* [DIRECTIONS FOR THIS TASK] Show each line from the records below in which the word "edit" occurs.

* [DATA SECTION]
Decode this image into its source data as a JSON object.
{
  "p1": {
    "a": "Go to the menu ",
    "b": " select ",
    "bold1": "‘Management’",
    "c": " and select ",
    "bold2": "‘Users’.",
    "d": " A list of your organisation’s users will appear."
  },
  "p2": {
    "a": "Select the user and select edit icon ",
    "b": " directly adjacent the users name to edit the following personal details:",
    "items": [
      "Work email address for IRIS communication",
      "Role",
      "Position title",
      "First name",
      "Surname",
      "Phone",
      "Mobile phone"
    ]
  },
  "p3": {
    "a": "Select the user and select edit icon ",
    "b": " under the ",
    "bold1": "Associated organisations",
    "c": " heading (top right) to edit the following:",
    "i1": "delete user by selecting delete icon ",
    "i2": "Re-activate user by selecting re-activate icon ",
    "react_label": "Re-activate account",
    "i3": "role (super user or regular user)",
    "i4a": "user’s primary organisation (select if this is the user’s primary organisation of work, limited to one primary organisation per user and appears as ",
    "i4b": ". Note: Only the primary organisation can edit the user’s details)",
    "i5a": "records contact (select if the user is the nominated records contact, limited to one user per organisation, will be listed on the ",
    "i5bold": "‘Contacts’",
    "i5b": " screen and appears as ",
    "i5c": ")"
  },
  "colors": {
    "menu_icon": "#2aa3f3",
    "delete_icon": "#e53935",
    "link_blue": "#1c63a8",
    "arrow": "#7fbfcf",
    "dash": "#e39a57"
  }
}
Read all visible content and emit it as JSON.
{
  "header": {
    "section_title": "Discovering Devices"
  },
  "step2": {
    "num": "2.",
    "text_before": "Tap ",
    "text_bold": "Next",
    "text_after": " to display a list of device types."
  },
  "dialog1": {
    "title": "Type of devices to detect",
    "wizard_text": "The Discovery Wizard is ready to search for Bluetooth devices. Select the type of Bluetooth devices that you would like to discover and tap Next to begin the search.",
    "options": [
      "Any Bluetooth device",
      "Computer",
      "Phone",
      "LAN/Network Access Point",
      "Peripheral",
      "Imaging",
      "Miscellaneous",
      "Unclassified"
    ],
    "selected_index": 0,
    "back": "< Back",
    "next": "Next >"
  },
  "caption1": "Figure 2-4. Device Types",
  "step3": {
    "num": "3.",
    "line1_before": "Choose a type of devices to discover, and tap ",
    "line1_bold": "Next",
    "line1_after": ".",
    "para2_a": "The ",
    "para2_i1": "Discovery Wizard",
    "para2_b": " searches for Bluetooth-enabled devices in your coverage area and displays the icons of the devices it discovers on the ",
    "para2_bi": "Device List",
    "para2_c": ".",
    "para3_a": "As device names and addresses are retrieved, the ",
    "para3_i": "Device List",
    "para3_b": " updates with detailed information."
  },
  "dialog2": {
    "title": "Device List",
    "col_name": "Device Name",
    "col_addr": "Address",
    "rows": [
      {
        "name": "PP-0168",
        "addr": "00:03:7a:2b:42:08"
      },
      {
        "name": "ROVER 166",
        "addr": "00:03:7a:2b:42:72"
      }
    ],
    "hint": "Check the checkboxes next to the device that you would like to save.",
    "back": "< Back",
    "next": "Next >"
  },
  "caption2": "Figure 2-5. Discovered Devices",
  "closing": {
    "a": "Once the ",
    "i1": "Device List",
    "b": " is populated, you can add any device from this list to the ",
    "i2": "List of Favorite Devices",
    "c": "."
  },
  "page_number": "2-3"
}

* [EXPECTED ANSWER]
    "a": "Select the user and select edit icon ",
    "b": " directly adjacent the users name to edit the following personal details:",
    "a": "Select the user and select edit icon ",
    "c": " heading (top right) to edit the following:",
    "i4b": ". Note: Only the primary organisation can edit the user’s details)",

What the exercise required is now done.